During parturition (calving), the cow goes through three stages of labor. Stage two is where most of the action occurs. Stage two begins with the appearance of the water bag or baby calf’s feet. Stage two ends when the calf is completely delivered. Recall that stage two is expected to be about one hour for a two-year-old and about half an hour in mature cows that have previously delivered calves. Some producers may wonder if there is anything detrimental about allowing cows or heifers to suffer through a prolonged stage two.
In addition to being the greatest cause of baby calf mortality, calving difficulty markedly reduces reproductive performance during the next breeding season. Cattle suffering from calving difficulty have been reported (Brinks, et al. 1973) to have pregnancy rates decreased by 14% and those that did become pregnant to calve 13 days later at the next calving.
Results from a Montana study (Doornbos, et al., 1984) showed that heifers receiving assistance in early stage two of parturition returned to heat earlier in the post-calving period and had higher pregnancy rates than heifers receiving traditionally accepted obstetric assistance. In this study, heifers were either assisted about one hour after the fetal membranes (water bag) appeared (EARLY) or were assisted only if calving was not completed within two hours of the appearance of the water bag (LATE).
Heifers that were allowed to endure a prolonged labor (LATE) had a 17% lower rate of cycling at the start of the next breeding season. In addition, the rebreeding percentage was 20% lower than the counterparts (EARLY) that were given assistance in the first hour of labor. The calves weaned the following year from cows that endured the long delivery weaned 46 pounds lighter than calves from cows with earlier re-breeding dates due to a shorter stage two of parturition.
Always check to be certain that cervical dilation has been completed, before you start to pull the calf. If you are uncertain about whether cervical dilation has taken place or if the calf is in an undeliverable position, call your large animal veterinarian immediately. Prolonged deliveries of baby calves (in excess of 1.5 or 2 hours) often result in weakened calves and reduced rebreeding performance in young cows!
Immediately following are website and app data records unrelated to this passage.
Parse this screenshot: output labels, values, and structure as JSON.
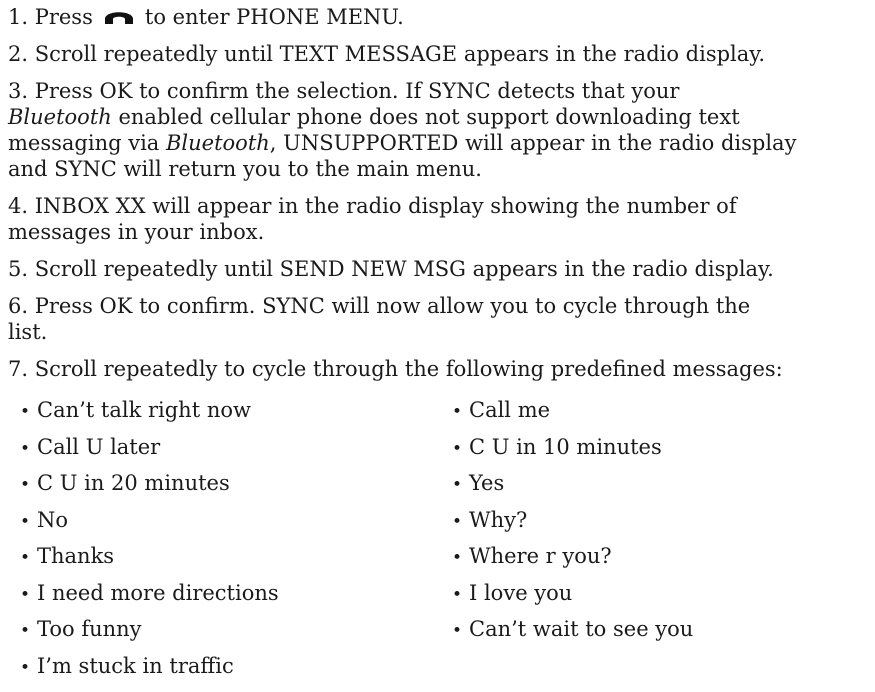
{
  "steps": [
    {
      "parts": [
        {
          "text": "1. Press"
        },
        {
          "icon": "phone-handset-icon"
        },
        {
          "text": "to enter PHONE MENU."
        }
      ]
    },
    {
      "parts": [
        {
          "text": "2. Scroll repeatedly until TEXT MESSAGE appears in the radio display."
        }
      ]
    },
    {
      "parts": [
        {
          "text": "3. Press OK to confirm the selection. If SYNC detects that your"
        },
        {
          "br": true
        },
        {
          "text": "Bluetooth",
          "italic": true
        },
        {
          "text": " enabled cellular phone does not support downloading text"
        },
        {
          "br": true
        },
        {
          "text": "messaging via "
        },
        {
          "text": "Bluetooth",
          "italic": true
        },
        {
          "text": ", UNSUPPORTED will appear in the radio display"
        },
        {
          "br": true
        },
        {
          "text": "and SYNC will return you to the main menu."
        }
      ]
    },
    {
      "parts": [
        {
          "text": "4. INBOX XX will appear in the radio display showing the number of"
        },
        {
          "br": true
        },
        {
          "text": "messages in your inbox."
        }
      ]
    },
    {
      "parts": [
        {
          "text": "5. Scroll repeatedly until SEND NEW MSG appears in the radio display."
        }
      ]
    },
    {
      "parts": [
        {
          "text": "6. Press OK to confirm. SYNC will now allow you to cycle through the"
        },
        {
          "br": true
        },
        {
          "text": "list."
        }
      ]
    },
    {
      "parts": [
        {
          "text": "7. Scroll repeatedly to cycle through the following predefined messages:"
        }
      ]
    }
  ],
  "bullet_glyph": "•",
  "messages_left": [
    "Can’t talk right now",
    "Call U later",
    "C U in 20 minutes",
    "No",
    "Thanks",
    "I need more directions",
    "Too funny",
    "I’m stuck in traffic"
  ],
  "messages_right": [
    "Call me",
    "C U in 10 minutes",
    "Yes",
    "Why?",
    "Where r you?",
    "I love you",
    "Can’t wait to see you"
  ]
}
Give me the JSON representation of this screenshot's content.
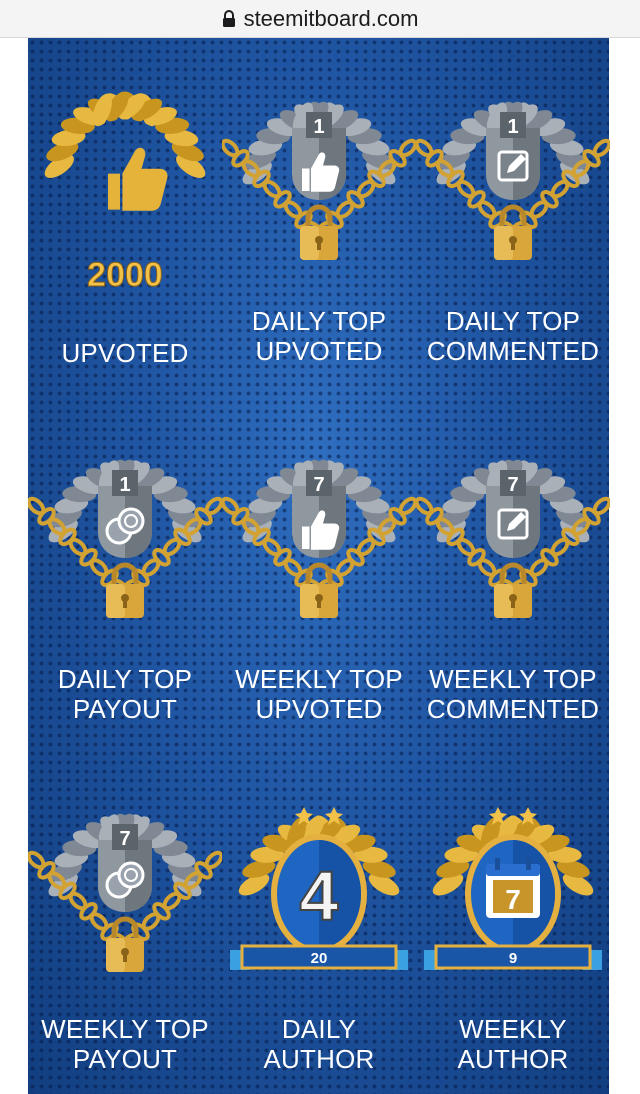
{
  "browser": {
    "url": "steemitboard.com"
  },
  "badges": [
    {
      "label_line1": "",
      "label_line2": "UPVOTED",
      "icon": "gold-laurel-thumbs-up-icon",
      "value": "2000"
    },
    {
      "label_line1": "DAILY TOP",
      "label_line2": "UPVOTED",
      "icon": "chained-trophy-thumbs-up-icon",
      "rank": "1"
    },
    {
      "label_line1": "DAILY TOP",
      "label_line2": "COMMENTED",
      "icon": "chained-trophy-comment-icon",
      "rank": "1"
    },
    {
      "label_line1": "DAILY TOP",
      "label_line2": "PAYOUT",
      "icon": "chained-trophy-coins-icon",
      "rank": "1"
    },
    {
      "label_line1": "WEEKLY TOP",
      "label_line2": "UPVOTED",
      "icon": "chained-trophy-thumbs-up-icon",
      "rank": "7"
    },
    {
      "label_line1": "WEEKLY TOP",
      "label_line2": "COMMENTED",
      "icon": "chained-trophy-comment-icon",
      "rank": "7"
    },
    {
      "label_line1": "WEEKLY TOP",
      "label_line2": "PAYOUT",
      "icon": "chained-trophy-coins-icon",
      "rank": "7"
    },
    {
      "label_line1": "DAILY",
      "label_line2": "AUTHOR",
      "icon": "author-medal-number-icon",
      "emblem": "4",
      "count": "20"
    },
    {
      "label_line1": "WEEKLY",
      "label_line2": "AUTHOR",
      "icon": "author-medal-calendar-icon",
      "emblem": "7",
      "count": "9"
    }
  ]
}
Minimizing calving difficulty can still best be achieved by properly developed replacement heifers bred to calving ease bulls.